Look Draupadi, your hair has been dyed with the blood of Gandhari’s children. But in getting that blood, so much rage was generated that it cost you the lives of your five sons. Was it worth it? Could you have forgiven? Or was vengeance the only recourse? Is vengeance ever the answer? He who strikes another always believes he is right in doing so – they are heroes, they are martyrs. But ask the one struck down – they will call the hero a villain, they will call the martyr, a terrorist. Gandhari weeps for her children – her heroes, your villains. You weep for your children – your heroes, her villains. When will this stop? Will humans discover the power to share and forgive, strike the root cause of violence?
Gandhari remembers Sanjay narrating the song that Krishna sang before the war – the Bhagavad Gita. It was not an elaborate excuse to go to war. It was an understanding of wherefrom comes war. Dharma, she realized, is not that which heroes and martyrs believe is right. It was clearly something else.

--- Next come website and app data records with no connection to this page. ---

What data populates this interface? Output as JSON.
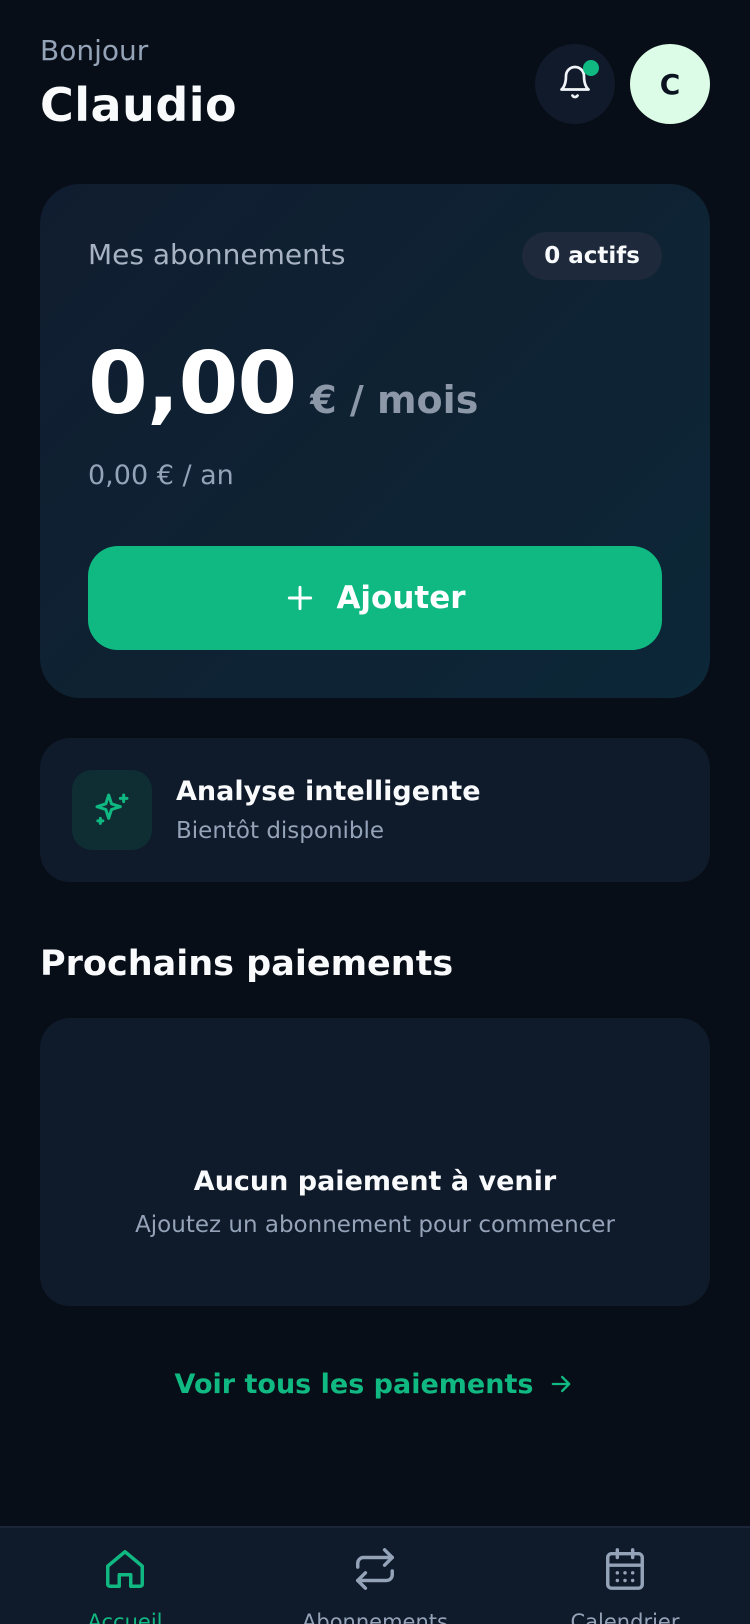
{
  "header": {
    "greeting": "Bonjour",
    "user_name": "Claudio",
    "avatar_initial": "C",
    "notification_dot": true
  },
  "subscriptions_card": {
    "title": "Mes abonnements",
    "badge": "0 actifs",
    "amount": "0,00",
    "amount_unit": "€ / mois",
    "yearly": "0,00 € / an",
    "add_button_label": "Ajouter"
  },
  "ai_card": {
    "icon": "sparkles-icon",
    "title": "Analyse intelligente",
    "subtitle": "Bientôt disponible"
  },
  "upcoming_payments": {
    "title": "Prochains paiements",
    "empty_title": "Aucun paiement à venir",
    "empty_subtitle": "Ajoutez un abonnement pour commencer",
    "see_all_label": "Voir tous les paiements"
  },
  "bottom_nav": {
    "items": [
      {
        "label": "Accueil",
        "icon": "home-icon",
        "active": true
      },
      {
        "label": "Abonnements",
        "icon": "repeat-icon",
        "active": false
      },
      {
        "label": "Calendrier",
        "icon": "calendar-icon",
        "active": false
      }
    ]
  },
  "colors": {
    "background": "#080e17",
    "card": "#0f1a2b",
    "accent": "#10b981",
    "text_primary": "#f8fafc",
    "text_muted": "#94a3b8"
  }
}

Dharma is that which makes human divine – our ability to say no to the beast within us, our ability to renounce the law of the jungle. The law of the jungle, that might is right, is acceptable for animals – but when humans follow it and dominate the weak, they subscribe to adharma. From the desire to dominate comes greed, the insatiable urge for power, for land, from the desire to dominate comes the desire to win, even in a gambling match, from the desire to dominate comes the willingness to wager one’s brothers and one’s wife. From adharma comes righteous indignation – the desire to impose one’s will on others.
Dharma is about listening, not speaking; dharma is about giving, not taking; dharma is about helping the helpless; dharma is about affection, not domination. Dharma happens when hungry men share their food. Gandhari’s children died because they refused to share their land. Draupadi’s children died because she could not forgive. So long as we refuse to share, so long as we refuse to forgive, so long as we find excuses to justify our greed, war will happen and heroes will never find peace.
Vyasa raises both his hands and shouts, “Follow dharma and there will be peace in the world. True peace, not peace born by dominating the other.” Is anyone listening?